By Robert Preidt
TUESDAY, April 30 (HealthDay News) -- Exposure to secondhand smoke at home appears to lower teen girls' levels of the "good" cholesterol -- the substance that reduces heart disease risk, researchers report.
The new study included more than 1,000 male and female teens, aged 17, in Australia who had blood tests to check their levels of "good" high-density lipoprotein (HDL) cholesterol. While "bad" low-density lipoprotein (LDL) cholesterol creates a build-up that can block blood vessels, HDL plays a positive role by clearing excess cholesterol from the bloodstream.
The researchers also examined information about smoking in the teens' households beginning before they were born, when their mothers were 18 weeks into their pregnancies. Forty-eight percent of the study participants had been exposed to secondhand smoke at home, according to the study in the May issue of the Journal of Clinical Endocrinology & Metabolism.
"In our study, we found 17-year-old girls raised in households where passive smoking occurred were more likely to experience declines in HDL cholesterol levels," lead author Dr. Chi Le-Ha, of the University of Western Australia, said in a news release from the Endocrine Society.

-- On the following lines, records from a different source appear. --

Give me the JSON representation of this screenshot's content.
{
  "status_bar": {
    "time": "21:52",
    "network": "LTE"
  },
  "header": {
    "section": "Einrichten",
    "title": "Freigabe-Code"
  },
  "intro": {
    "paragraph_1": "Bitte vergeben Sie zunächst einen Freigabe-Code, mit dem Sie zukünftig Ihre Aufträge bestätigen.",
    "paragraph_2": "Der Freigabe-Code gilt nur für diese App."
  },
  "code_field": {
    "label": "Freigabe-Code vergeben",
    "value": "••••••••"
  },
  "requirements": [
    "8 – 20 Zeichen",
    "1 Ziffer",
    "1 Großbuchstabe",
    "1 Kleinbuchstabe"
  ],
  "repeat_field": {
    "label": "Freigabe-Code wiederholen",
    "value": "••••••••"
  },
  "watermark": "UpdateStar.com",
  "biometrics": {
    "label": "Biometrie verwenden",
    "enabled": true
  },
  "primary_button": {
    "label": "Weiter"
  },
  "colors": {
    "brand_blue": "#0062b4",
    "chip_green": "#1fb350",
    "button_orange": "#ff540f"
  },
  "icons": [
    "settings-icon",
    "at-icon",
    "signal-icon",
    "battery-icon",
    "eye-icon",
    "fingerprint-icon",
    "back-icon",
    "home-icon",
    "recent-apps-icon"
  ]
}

"Secondhand smoke did not have the same impact on teenage boys of the same age, which suggests passive smoking exposure may be more harmful to girls. Considering cardiovascular disease is the leading cause of death in women in the western world, this is a serious concern," Le-Ha added.
The findings suggest that exposure to secondhand smoke in childhood may be a more significant risk factor for women than men.

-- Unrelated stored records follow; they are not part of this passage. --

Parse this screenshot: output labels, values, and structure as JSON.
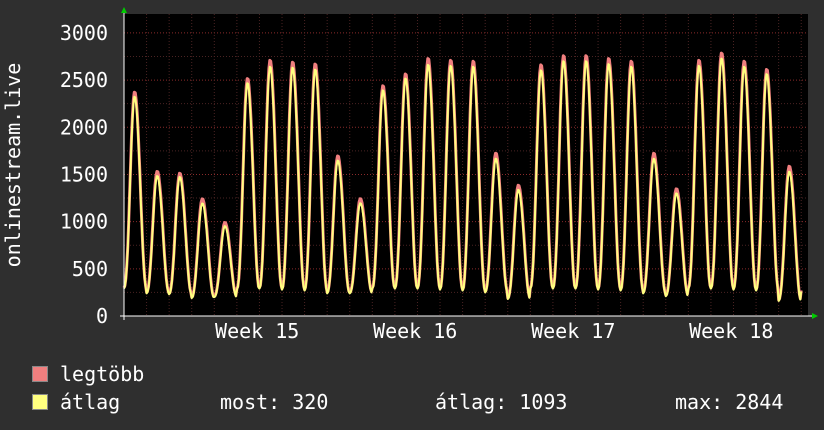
{
  "chart_data": {
    "type": "line",
    "title": "",
    "ylabel": "onlinestream.live",
    "xlabel": "",
    "ylim": [
      0,
      3200
    ],
    "y_ticks": [
      0,
      500,
      1000,
      1500,
      2000,
      2500,
      3000
    ],
    "x_ticks": [
      "Week 15",
      "Week 16",
      "Week 17",
      "Week 18"
    ],
    "grid": true,
    "legend_placement": "bottom-left",
    "series": [
      {
        "name": "legtöbb",
        "color": "#f07f7f",
        "daily_peaks": [
          2450,
          1580,
          1560,
          1280,
          1020,
          2600,
          2800,
          2780,
          2760,
          1750,
          1280,
          2520,
          2650,
          2820,
          2800,
          2790,
          1780,
          1430,
          2750,
          2850,
          2850,
          2820,
          2790,
          1780,
          1390,
          2800,
          2880,
          2790,
          2700,
          1640
        ],
        "daily_lows": [
          300,
          250,
          240,
          200,
          210,
          290,
          300,
          290,
          280,
          250,
          250,
          300,
          300,
          300,
          290,
          280,
          260,
          190,
          300,
          300,
          300,
          290,
          280,
          250,
          220,
          300,
          300,
          290,
          280,
          170
        ]
      },
      {
        "name": "átlag",
        "color": "#ffff80",
        "daily_peaks": [
          2400,
          1530,
          1520,
          1230,
          980,
          2550,
          2730,
          2720,
          2700,
          1700,
          1230,
          2470,
          2600,
          2750,
          2740,
          2730,
          1720,
          1380,
          2690,
          2790,
          2790,
          2760,
          2730,
          1720,
          1340,
          2740,
          2820,
          2730,
          2650,
          1580
        ],
        "daily_lows": [
          290,
          240,
          230,
          190,
          200,
          280,
          290,
          280,
          270,
          240,
          240,
          290,
          290,
          290,
          280,
          270,
          250,
          180,
          290,
          290,
          290,
          280,
          270,
          240,
          210,
          290,
          290,
          280,
          270,
          160
        ]
      }
    ]
  },
  "legend": {
    "max_label": "legtöbb",
    "avg_label": "átlag",
    "max_color": "#f07f7f",
    "avg_color": "#ffff80"
  },
  "stats": {
    "now": "most: 320",
    "avg": "átlag: 1093",
    "max": "max: 2844"
  }
}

"We need to redouble public health efforts to reduce young children's secondhand smoke exposure in the home, particularly girls' exposure," Le-Ha stated in the news release.
The association seen in the study does not prove that there is a cause-and-effect relationship between secondhand smoke exposure in girls and low levels of HDL cholesterol.